* [Task objective]
In this material, which lines include the string "apps"? Show them.

::::

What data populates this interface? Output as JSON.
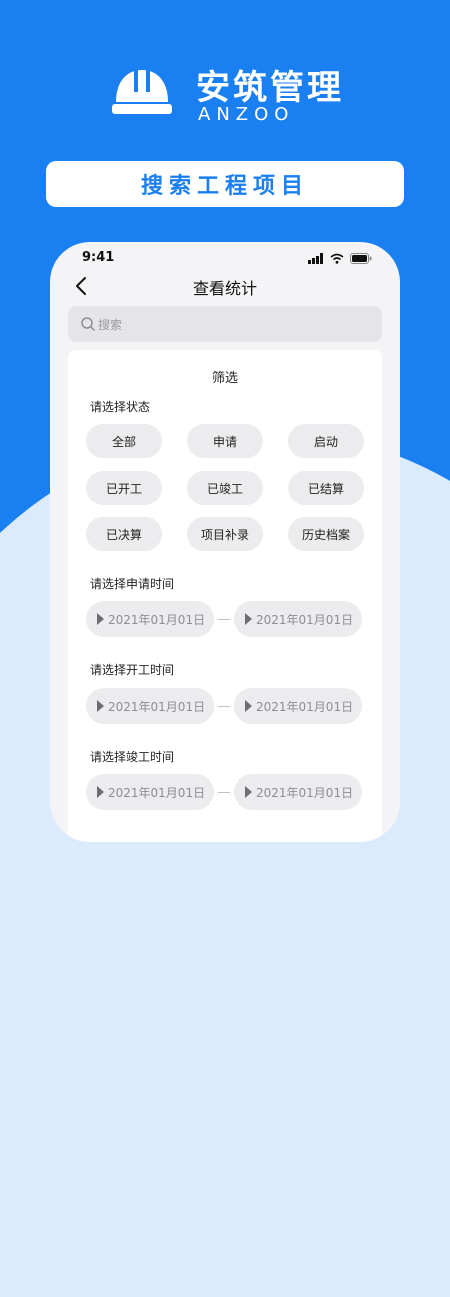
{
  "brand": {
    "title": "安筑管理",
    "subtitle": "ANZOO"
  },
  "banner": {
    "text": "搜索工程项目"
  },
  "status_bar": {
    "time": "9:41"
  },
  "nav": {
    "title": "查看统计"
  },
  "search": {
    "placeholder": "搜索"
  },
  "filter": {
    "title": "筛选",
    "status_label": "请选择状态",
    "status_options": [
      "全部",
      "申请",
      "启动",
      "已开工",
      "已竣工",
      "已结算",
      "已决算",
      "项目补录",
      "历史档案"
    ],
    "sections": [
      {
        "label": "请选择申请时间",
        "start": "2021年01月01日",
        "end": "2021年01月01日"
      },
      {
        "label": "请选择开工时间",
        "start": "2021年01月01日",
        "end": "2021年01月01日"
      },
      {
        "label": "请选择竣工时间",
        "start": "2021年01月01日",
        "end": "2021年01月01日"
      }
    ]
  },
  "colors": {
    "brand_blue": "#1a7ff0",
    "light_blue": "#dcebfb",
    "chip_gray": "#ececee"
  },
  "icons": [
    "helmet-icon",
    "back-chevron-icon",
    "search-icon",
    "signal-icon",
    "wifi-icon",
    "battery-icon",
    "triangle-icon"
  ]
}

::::

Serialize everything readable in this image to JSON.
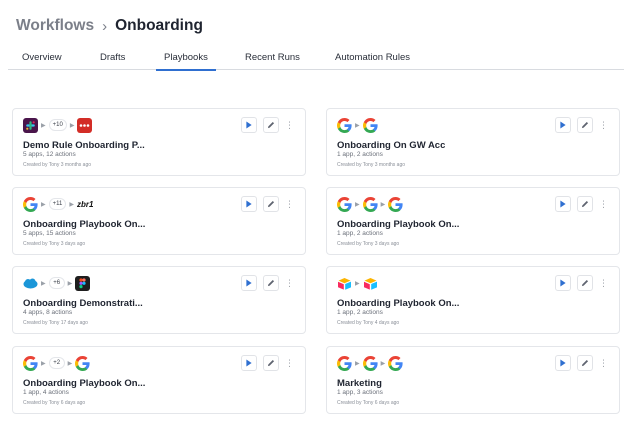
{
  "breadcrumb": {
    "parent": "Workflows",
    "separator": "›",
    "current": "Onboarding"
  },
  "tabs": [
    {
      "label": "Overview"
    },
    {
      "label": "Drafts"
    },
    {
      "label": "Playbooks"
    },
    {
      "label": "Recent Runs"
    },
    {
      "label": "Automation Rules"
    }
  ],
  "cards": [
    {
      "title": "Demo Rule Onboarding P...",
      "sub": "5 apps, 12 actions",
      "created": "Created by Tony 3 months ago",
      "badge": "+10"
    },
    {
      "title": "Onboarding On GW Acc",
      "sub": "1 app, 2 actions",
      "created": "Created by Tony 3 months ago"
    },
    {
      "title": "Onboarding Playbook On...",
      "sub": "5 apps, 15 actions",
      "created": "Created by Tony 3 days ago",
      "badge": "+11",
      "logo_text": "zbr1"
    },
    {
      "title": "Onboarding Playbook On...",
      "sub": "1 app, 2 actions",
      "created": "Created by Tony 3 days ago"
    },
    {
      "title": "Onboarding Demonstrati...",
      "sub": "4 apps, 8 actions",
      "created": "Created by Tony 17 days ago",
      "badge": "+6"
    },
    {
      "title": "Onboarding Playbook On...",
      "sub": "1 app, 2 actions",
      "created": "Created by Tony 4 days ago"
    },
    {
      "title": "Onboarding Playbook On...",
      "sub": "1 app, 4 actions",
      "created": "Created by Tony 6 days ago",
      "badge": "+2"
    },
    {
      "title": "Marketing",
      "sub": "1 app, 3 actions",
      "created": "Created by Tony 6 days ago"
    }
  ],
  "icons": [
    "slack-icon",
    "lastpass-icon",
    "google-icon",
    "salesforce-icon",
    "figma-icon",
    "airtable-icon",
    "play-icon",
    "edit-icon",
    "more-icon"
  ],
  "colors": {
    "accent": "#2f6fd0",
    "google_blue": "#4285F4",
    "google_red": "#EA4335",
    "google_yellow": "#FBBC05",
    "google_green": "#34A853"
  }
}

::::

* [Answer below]
      "sub": "5 apps, 12 actions",
      "sub": "5 apps, 15 actions",
      "sub": "4 apps, 8 actions",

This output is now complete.